"Nekomimi" redirects here. For the cat ear headband, see necomimi.
A catgirl "Wikipe-tan"

A catgirl is a female character with cat traits, such as cat ears, a cat tail, or other feline characteristics on an otherwise human body. Catgirls are found in various fiction genres and in particular Japanese anime and manga, where they are more commonly referred to as neko (猫, literally cat) or nekomimi (猫耳, literally cat ear(s)).[1]

Characteristics[edit]

Catgirls typically display cat-like behaviors, exhibiting traits such as playfulness, mischievousness and deviousness. Sometimes this may include cat gestures or sounds in written or verbal communications. An oft-employed and, indeed, nigh-ubiquitous running gag is catgirls habitually engaging in the practice of ending their lines of speech with the phrase (にゃあ?) nyā, the Japanese onomatopoeia for a cat's meow.

In anime and manga regular humans will sometimes sprout cat ears or a tail in order to illustrate their excitable or playful personalities. This is similar to the phenomenon of becoming chibi. Additionally characters may be portrayed with a catlike mouth to emphasize particularly mischievous thoughts or comments by a character.

Examples in popular culture[edit]

Main article: List of catgirls
History of both Cat Girls and Bunny Girls
  • In 1924, Kenji Miyazawa (Japanese author of children's literature in the early Shōwa period of Japan) created Yukibango, a cat girl, in his first collection of children's stories Chūmon no Ōi Ryōriten (注文の多い料理店, The Restaurant of Many Orders).←Wrong Info? It's 水仙月の四日 from 1924 where the 1st "Modern Day" Nekomimi Cat girl appear as 雪婆んご in the story, a beautiful, cat-eared women. 注文の多い料理店 is only part of the 水仙月の四日's story and although there's Cat involved, it only appears as in the Restaurant name.

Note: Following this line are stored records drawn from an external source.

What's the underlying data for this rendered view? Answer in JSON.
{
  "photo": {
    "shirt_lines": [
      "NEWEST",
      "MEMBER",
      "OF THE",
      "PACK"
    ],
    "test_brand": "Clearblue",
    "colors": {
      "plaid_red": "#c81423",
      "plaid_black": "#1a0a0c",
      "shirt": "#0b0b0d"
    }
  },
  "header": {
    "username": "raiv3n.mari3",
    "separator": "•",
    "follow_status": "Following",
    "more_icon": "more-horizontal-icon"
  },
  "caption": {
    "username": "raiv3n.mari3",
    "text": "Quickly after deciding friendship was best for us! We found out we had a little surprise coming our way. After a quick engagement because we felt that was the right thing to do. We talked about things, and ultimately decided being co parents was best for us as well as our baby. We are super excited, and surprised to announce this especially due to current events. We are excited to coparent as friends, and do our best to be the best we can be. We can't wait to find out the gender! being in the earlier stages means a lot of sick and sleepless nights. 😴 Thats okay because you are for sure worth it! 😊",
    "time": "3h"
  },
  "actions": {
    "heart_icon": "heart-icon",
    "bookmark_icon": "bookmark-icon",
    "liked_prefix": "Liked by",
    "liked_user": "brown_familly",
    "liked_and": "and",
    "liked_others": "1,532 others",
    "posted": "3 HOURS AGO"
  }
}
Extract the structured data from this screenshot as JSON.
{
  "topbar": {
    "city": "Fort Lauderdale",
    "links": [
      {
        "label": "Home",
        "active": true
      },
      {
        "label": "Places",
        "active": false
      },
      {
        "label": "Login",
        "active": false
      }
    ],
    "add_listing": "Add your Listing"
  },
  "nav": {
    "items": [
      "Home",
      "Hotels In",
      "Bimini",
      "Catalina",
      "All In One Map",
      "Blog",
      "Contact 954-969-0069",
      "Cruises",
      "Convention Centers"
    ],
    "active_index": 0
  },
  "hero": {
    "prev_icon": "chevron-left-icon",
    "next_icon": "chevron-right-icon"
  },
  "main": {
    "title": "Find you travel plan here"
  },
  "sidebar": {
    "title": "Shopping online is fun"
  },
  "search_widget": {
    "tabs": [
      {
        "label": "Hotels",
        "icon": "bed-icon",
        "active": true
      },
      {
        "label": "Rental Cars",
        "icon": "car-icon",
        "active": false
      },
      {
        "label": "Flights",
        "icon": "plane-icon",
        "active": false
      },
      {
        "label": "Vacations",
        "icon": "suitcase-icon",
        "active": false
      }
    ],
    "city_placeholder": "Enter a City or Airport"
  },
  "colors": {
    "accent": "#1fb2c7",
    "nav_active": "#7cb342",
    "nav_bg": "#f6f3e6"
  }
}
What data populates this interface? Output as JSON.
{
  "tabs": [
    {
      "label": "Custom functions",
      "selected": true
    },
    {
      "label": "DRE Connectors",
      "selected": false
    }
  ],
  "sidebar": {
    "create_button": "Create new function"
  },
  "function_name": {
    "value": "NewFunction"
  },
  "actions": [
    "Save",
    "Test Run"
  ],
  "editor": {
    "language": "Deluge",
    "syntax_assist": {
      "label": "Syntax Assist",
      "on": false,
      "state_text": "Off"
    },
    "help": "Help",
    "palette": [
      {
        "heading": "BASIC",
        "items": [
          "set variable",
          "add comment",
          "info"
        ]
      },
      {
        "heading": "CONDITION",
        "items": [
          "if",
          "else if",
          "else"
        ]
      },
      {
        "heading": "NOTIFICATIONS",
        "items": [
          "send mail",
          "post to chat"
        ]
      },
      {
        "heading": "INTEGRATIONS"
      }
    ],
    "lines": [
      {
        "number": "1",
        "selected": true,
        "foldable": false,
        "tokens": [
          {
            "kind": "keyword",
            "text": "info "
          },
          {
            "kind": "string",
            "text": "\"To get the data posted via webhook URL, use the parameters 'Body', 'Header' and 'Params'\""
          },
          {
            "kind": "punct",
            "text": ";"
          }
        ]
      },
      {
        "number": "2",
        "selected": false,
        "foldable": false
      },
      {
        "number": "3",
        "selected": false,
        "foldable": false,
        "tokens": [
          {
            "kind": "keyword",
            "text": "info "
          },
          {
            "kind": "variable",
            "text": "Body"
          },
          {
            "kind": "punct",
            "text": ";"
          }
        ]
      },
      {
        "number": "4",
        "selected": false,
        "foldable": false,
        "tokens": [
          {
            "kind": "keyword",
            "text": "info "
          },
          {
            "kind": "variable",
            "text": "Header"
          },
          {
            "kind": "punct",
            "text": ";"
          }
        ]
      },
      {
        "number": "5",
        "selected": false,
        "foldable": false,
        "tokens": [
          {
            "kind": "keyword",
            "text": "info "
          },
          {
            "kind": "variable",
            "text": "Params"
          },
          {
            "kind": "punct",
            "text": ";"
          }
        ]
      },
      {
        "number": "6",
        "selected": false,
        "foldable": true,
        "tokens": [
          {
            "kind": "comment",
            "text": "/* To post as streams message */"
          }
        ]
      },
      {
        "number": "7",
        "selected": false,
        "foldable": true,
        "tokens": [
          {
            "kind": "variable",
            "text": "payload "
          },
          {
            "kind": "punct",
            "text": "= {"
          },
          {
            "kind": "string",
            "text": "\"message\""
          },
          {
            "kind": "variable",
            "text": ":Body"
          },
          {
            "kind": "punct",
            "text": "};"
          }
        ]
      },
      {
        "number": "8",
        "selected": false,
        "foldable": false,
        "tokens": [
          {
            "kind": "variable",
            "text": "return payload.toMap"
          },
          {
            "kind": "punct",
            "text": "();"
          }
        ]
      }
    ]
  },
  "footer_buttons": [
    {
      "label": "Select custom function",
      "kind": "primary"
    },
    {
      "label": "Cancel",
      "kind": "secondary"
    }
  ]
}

The story didn't show any cats in anyform all the way to the end. (only a suggestion of cat monsters where the dogs are fighting "out of scene") [2]
  • Catwoman and Cheetah from DC Comics, dating back to 1940.
  • The cartoon series Josie and the Pussycats in the early 1970s and the 1993 film Teenage Catgirls in Heat.
  • Cartoon characters such as Lieutenant M'Ress in the animated Star Trek or Cheetara from ThunderCats.
  • Anime characters such as Shizuka Nekonome from Rosario + Vampire or Ichigo from Tokyo Mew Mew.

Events[edit]

Enough of a subculture has developed for various themed conventions and events to be held around the world, such as Nekocon and Nekonation.[3]

See also[edit]

References[edit]

  1. ^ David Okum (2004-03-24), "Cat Girl", Manga Madness, p. 72, ISBN 978-1-58180-534-5 
  2. ^ Suisenzuki no yokka
  3. ^ Nekonation

External links[edit]